I intend to activate user comments and post an e-mail address specifically for the blog.  You know, make this interactive and stuff.

A review for THE ADVENTURES OF OCIEE NASH is finished, save for a few nips and tucks. 

Cinematic food for thought...what parallels can be drawn between Francis Ford Coppola's THE CONVERSATION  and Edgar Allen Poe's THE TELL-TALE HEART?

Wednesday, July 21, 2004

Requiem for an E-mail Address

As I write this, my first e-mail address may finally be out of commission.  R.I.P

I obtained the address in the spring of 1995 from the Greater Columbus Freenet.  Actually, the first address was the unwieldy  (Somewhere along the line it was shortened.)  I didn't have a strong conception of the internet at the time.  In fact, I was wowed by the ability to see pages of text.  A trip to the Westerville Public Library introduced me to the wonders of the Mosaic browser and the graphics that my freenet connection displayed only as [GIF] and [JPEG]. 

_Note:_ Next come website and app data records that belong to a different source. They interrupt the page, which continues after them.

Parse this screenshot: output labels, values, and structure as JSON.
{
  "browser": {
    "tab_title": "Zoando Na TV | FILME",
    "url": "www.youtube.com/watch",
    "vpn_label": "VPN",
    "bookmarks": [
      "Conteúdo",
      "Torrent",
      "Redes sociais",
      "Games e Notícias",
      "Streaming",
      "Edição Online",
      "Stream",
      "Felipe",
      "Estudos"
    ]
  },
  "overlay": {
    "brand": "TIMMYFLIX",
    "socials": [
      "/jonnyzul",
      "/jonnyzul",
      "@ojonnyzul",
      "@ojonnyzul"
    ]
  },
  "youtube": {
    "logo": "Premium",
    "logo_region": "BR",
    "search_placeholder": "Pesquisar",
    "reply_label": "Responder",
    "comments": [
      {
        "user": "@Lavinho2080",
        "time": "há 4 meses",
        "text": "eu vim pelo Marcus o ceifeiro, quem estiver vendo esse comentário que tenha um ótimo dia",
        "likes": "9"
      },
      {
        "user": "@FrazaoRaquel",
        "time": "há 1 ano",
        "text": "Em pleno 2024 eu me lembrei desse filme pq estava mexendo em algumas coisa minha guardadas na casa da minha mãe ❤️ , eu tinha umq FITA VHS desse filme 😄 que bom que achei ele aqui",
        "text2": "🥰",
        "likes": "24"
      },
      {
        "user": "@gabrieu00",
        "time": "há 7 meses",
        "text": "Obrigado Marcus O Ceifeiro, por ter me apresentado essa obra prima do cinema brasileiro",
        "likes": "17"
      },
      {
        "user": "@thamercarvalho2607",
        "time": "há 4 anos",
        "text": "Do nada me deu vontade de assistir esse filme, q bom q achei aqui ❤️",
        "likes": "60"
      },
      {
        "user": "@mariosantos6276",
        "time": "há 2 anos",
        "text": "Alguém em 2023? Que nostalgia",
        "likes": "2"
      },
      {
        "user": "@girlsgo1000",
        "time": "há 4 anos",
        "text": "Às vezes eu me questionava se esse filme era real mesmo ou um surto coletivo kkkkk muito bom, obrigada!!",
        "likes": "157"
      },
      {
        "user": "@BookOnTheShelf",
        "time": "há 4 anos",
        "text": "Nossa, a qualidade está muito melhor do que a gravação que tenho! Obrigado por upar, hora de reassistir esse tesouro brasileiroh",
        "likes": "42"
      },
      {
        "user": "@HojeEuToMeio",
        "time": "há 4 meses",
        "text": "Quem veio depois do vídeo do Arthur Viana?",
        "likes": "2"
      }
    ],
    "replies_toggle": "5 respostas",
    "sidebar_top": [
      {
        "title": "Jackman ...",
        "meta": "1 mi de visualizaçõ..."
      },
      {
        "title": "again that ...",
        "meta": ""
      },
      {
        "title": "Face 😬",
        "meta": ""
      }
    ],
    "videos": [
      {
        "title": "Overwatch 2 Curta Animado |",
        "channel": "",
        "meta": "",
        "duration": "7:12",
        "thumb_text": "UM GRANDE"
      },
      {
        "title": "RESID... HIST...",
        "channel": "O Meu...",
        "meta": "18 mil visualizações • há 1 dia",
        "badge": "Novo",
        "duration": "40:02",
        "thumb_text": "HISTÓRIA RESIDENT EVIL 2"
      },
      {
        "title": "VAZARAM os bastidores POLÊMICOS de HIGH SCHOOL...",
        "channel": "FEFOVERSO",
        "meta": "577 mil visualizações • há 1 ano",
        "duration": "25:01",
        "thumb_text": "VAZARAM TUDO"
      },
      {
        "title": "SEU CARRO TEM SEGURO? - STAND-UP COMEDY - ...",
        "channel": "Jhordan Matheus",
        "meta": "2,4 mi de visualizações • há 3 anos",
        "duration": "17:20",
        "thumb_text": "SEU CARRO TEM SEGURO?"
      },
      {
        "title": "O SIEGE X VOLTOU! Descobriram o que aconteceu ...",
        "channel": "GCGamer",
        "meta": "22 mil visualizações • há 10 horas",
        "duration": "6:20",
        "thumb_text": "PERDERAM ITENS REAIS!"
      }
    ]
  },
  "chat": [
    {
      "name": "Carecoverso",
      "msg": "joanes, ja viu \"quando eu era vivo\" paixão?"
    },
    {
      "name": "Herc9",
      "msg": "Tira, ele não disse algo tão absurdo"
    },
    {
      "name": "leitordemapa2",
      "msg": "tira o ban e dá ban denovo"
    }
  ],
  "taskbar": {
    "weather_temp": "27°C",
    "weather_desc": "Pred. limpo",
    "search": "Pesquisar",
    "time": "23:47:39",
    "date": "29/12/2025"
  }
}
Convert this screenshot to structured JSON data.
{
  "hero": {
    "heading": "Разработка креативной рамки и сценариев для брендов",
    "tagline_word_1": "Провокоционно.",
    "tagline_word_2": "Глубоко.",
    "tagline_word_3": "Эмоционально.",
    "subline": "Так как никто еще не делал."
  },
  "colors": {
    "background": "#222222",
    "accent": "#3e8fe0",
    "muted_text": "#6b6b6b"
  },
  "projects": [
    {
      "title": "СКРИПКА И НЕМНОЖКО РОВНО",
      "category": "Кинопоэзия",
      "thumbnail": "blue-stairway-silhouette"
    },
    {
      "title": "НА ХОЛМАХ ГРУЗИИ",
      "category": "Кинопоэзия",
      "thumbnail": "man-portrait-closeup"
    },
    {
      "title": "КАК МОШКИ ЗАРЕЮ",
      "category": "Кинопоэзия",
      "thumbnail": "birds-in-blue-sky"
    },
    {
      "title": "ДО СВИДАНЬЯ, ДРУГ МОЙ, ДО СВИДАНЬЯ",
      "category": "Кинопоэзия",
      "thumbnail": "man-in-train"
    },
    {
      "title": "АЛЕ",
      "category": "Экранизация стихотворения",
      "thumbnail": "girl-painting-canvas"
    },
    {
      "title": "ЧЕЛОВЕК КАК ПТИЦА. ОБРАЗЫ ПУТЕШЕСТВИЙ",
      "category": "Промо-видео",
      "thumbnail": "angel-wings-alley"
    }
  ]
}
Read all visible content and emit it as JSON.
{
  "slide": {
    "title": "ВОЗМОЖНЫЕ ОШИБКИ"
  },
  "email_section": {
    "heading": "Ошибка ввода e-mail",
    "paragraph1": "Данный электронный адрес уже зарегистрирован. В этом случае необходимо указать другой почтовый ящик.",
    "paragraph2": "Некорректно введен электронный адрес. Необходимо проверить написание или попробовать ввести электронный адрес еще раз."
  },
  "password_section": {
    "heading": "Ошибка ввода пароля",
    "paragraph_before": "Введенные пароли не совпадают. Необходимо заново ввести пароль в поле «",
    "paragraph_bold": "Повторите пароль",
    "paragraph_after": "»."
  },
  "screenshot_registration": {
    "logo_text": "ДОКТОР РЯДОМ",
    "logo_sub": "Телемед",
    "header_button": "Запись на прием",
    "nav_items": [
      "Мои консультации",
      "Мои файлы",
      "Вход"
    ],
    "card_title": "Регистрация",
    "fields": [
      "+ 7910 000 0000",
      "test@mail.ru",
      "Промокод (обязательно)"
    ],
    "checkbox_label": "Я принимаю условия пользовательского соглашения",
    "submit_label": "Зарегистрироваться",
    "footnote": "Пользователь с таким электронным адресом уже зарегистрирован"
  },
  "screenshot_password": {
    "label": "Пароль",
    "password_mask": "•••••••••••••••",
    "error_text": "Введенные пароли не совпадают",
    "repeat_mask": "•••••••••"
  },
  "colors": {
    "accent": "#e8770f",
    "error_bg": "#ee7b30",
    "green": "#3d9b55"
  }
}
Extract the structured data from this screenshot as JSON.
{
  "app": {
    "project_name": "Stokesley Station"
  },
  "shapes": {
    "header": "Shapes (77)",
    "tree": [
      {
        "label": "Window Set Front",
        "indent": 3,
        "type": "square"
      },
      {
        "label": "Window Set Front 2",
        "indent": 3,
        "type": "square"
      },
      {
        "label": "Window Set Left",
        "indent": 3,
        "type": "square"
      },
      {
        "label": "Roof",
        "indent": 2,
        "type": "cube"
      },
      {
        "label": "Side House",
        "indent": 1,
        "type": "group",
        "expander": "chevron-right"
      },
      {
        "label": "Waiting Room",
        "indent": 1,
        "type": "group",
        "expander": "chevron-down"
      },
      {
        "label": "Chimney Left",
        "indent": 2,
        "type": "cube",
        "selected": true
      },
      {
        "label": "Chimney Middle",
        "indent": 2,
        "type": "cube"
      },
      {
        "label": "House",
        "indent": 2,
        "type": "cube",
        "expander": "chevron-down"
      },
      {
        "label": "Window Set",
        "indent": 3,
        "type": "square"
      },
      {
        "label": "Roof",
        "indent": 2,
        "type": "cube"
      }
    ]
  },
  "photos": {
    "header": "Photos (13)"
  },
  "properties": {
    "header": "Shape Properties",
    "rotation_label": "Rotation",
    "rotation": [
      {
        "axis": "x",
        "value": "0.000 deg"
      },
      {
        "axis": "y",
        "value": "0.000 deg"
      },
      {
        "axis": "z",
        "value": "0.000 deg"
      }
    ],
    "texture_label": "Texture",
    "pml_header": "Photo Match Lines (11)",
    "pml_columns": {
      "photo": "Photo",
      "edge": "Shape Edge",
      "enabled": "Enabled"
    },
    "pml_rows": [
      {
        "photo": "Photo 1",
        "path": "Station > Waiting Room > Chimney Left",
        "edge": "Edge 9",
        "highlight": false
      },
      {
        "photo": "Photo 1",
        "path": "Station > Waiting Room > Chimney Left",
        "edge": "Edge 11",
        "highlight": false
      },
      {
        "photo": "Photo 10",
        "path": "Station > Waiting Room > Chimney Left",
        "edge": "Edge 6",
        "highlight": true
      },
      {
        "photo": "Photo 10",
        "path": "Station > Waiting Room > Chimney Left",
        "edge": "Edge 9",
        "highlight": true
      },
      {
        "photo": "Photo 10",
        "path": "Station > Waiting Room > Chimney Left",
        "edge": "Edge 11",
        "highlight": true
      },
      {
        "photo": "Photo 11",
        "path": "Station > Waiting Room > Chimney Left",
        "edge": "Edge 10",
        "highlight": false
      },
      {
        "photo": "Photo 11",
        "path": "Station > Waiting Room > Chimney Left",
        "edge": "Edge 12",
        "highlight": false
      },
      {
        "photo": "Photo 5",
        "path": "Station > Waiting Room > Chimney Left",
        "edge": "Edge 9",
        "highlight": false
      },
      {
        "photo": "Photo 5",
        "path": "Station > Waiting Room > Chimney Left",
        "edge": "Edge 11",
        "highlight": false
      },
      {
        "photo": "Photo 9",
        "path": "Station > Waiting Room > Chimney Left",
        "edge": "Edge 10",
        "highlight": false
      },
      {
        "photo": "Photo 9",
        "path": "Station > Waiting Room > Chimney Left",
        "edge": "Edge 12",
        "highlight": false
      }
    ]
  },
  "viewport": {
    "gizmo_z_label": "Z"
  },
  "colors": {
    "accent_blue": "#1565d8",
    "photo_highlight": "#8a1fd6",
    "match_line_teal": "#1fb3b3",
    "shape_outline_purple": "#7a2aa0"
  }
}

Like other net-related things, the so-called freenet became a pay service.  The price wasn't much, but they claimed to need the nominal charges to keep it running.  At the time I was still using this as my primary address and was willing to continue to do so, especially since I could check it for e-mail from anywhere.  As the years intervened, though, the Pine e-mail program proved to be clunky and unfriendly to more common use of html coding in messages, although it was virus-proof.  The spam increased to an alarming degree.  (I estimate that I was getting three to four hundred spams a day.)  Ultimately, it outlived its usefulness.  With free e-mail available from Yahoo!, Hotmail, and the like, there was no reason to keep the address.  Anyone who needs to get in touch with me should have one of my other addresses, so that justification for keeping it plugged in has fallen away. 

But let that humble freenet e-mail address stand proud for many good years of service.

(Hey, I know this is the first item I've written here in some time, and it's about an e-mail address of all things.  I have to ease back into the habit.  Hold your breath for some thoughts on THE AMAZING RACE, the recent films of Steven Spielberg, and Francis Ford Coppola's startling run in the 70s.  "He'd kill us if he got the chance.")